This question is an attempt to understand/question implementation of SQL in PostgreSQL.
While reading PostgreSQL v10 docs (PDF version), I noticed a footnote at end of **2.5. Querying a Table** stating:
> the implementation of DISTINCT automatically orders the rows and so ORDER BY is unnecessary. But this is not required by the SQL standard, and current PostgreSQL does not guarantee that DISTINCT causes the rows to be ordered
Let's call this error/mistake a "UDFS" (Unintended Deviation From Standards). It is possible there are other such errors in PostgreSQL's SQL implementation. (I'm glad PostgreSQL rectified it).
I think: reduction in number of rows in output when `GROUP BY` clause is used is another UDFS.
Does the SQL Standard (can't buy, and I probably won't understand it) explicitly state that **only the final row of an aggregate should be displayed**? Why not first row of an aggregate group, why not n-th row?
What if important (i.e. "uniquely identifying" for "human eyes") data was contained in first row of a group.
Why does the underlying program (psql server, I suppose) **decide** that preceding rows are not worth displaying?
I don't mean to question the developers but perhaps there are bigger reasons why things are the way they are.
P.S. I am a SQL novice, this thread lead me to think like this. In it's context: Why do we need to calculate aggregate for each row? Isn't it *wrong*?
Rocky> Let's call this error/mistake a "UDFS" (Unintended Deviation
Rocky> From Standards).
What deviation? If the standard leaves something unspecified, the
PostgreSQL can choose to do as it pleases. (We can also choose to just

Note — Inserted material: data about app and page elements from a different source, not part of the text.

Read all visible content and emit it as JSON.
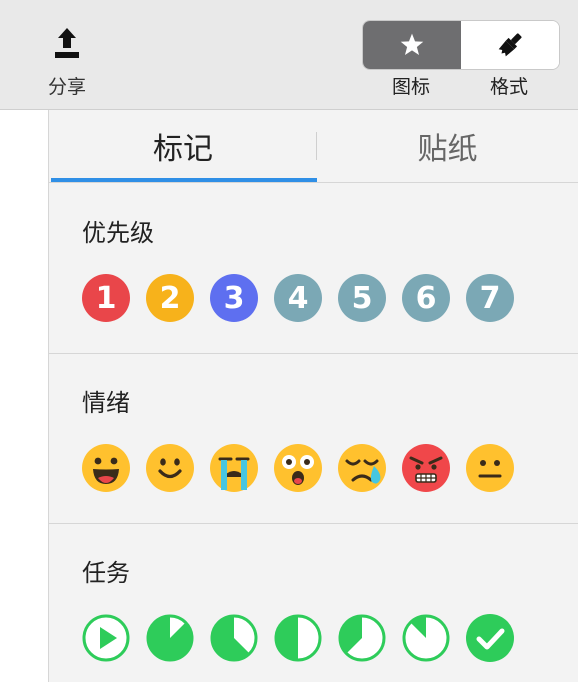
{
  "toolbar": {
    "share_label": "分享",
    "segmented": {
      "left_label": "图标",
      "right_label": "格式",
      "left_icon": "star-icon",
      "right_icon": "brush-icon",
      "selected": "图标"
    }
  },
  "tabs": [
    {
      "label": "标记",
      "active": true
    },
    {
      "label": "贴纸",
      "active": false
    }
  ],
  "sections": {
    "priority": {
      "title": "优先级",
      "items": [
        {
          "label": "1",
          "color": "#e9464a"
        },
        {
          "label": "2",
          "color": "#f7b21b"
        },
        {
          "label": "3",
          "color": "#5e6ff0"
        },
        {
          "label": "4",
          "color": "#7ba8b5"
        },
        {
          "label": "5",
          "color": "#7ba8b5"
        },
        {
          "label": "6",
          "color": "#7ba8b5"
        },
        {
          "label": "7",
          "color": "#7ba8b5"
        }
      ]
    },
    "emotion": {
      "title": "情绪",
      "items": [
        "laughing-face-icon",
        "smiling-face-icon",
        "crying-face-icon",
        "surprised-face-icon",
        "sleepy-face-icon",
        "angry-face-icon",
        "neutral-face-icon"
      ]
    },
    "task": {
      "title": "任务",
      "items": [
        {
          "icon": "task-start-icon",
          "progress": 0
        },
        {
          "icon": "task-progress-icon",
          "progress": 0.125
        },
        {
          "icon": "task-progress-icon",
          "progress": 0.375
        },
        {
          "icon": "task-progress-icon",
          "progress": 0.5
        },
        {
          "icon": "task-progress-icon",
          "progress": 0.625
        },
        {
          "icon": "task-progress-icon",
          "progress": 0.875
        },
        {
          "icon": "task-done-icon",
          "progress": 1
        }
      ]
    }
  },
  "colors": {
    "accent": "#2f8fe6",
    "task_green": "#2ecc5a",
    "emoji_yellow": "#ffc12e",
    "emoji_red": "#f0474a"
  }
}
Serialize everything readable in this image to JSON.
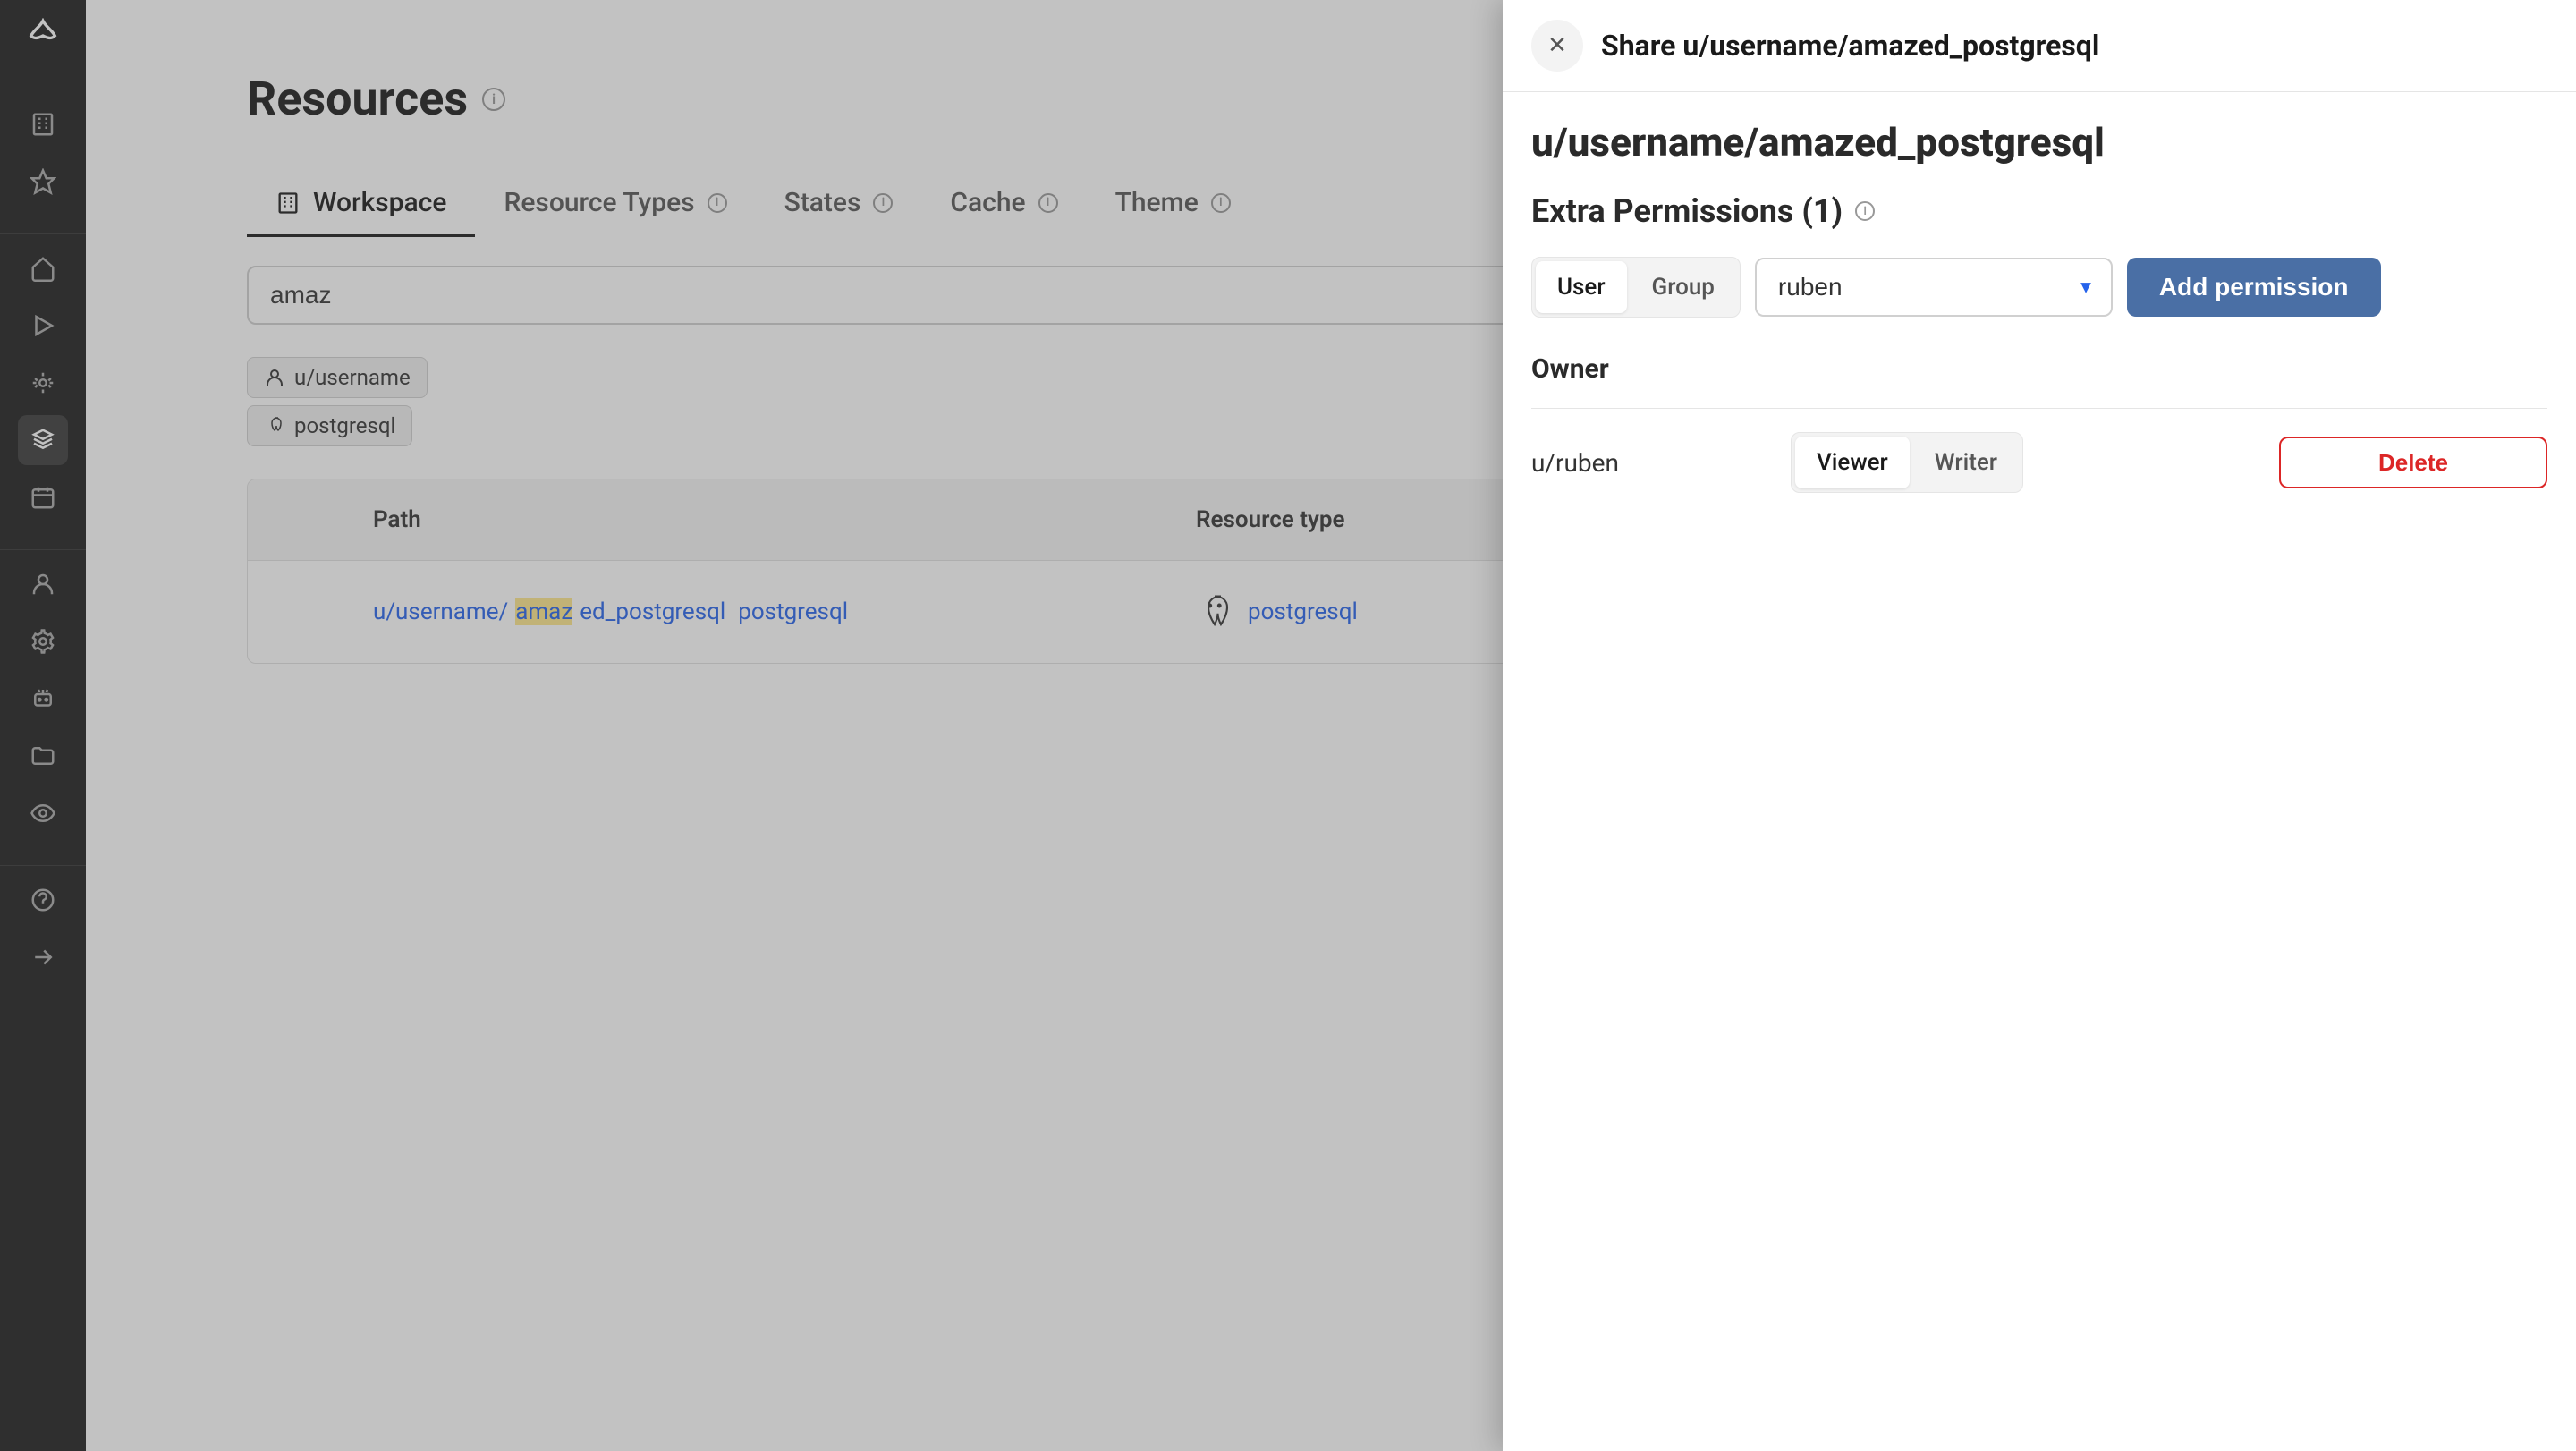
{
  "page": {
    "title": "Resources"
  },
  "tabs": {
    "workspace": "Workspace",
    "resource_types": "Resource Types",
    "states": "States",
    "cache": "Cache",
    "theme": "Theme"
  },
  "search": {
    "value": "amaz"
  },
  "filters": {
    "user": "u/username",
    "type": "postgresql"
  },
  "table": {
    "headers": {
      "path": "Path",
      "type": "Resource type"
    },
    "rows": [
      {
        "path_prefix": "u/username/",
        "path_highlight": "amaz",
        "path_suffix": "ed_postgresql",
        "path_type_suffix": "postgresql",
        "type": "postgresql"
      }
    ]
  },
  "panel": {
    "title": "Share u/username/amazed_postgresql",
    "resource_path": "u/username/amazed_postgresql",
    "section_title": "Extra Permissions (1)",
    "tabs": {
      "user": "User",
      "group": "Group"
    },
    "select_value": "ruben",
    "add_button": "Add permission",
    "owner_label": "Owner",
    "permissions": [
      {
        "user": "u/ruben",
        "role_viewer": "Viewer",
        "role_writer": "Writer",
        "delete": "Delete"
      }
    ]
  },
  "icons": {
    "info": "i",
    "close": "✕"
  }
}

violate the standard...)
Rocky> I think: reduction in number of rows in output when `GROUP BY`
Rocky> clause is used is another UDFS.
Reducing the number of rows of output is the SOLE PURPOSE AND REASON TO
EXIST of the GROUP BY clause. By definition, the clause produces only
one output row for each matching group in the input.
The rows produced by GROUP BY are also not "the final row" or even "the
first row" of the group. They are _new_ rows computed from column
expressions which must reference the input in only two ways:
- aggregate functions computed over the input group
- values which can be proved by the implementation to be guaranteed to
be the same in all rows of the input group (that is, the grouping
columns themselves and anything the implementation can prove is a
functional dependency of the grouping columns).
Some other databases may be lax about enforcing these restrictions and
allow non-dependent columns to be included in the result, taking their
values from some arbitrary row of the input group. PG if anything is
_too_ strict about this, since for implementation reasons we can prove
functional dependency only in very limited cases and we reject anything
Rocky> What if important (i.e. "uniquely identifying" for "human eyes")
Rocky> data was contained in first row of a group. Why does the
Rocky> underlying program (psql server, I suppose) **decide** that
Rocky> preceding rows are not worth displaying?
The person who wrote GROUP BY in the query made that decision.
BTW, if you want to calculate aggregated values across rows without
reducing the number of rows of output, there's an entirely separate
mechanism for that: window functions.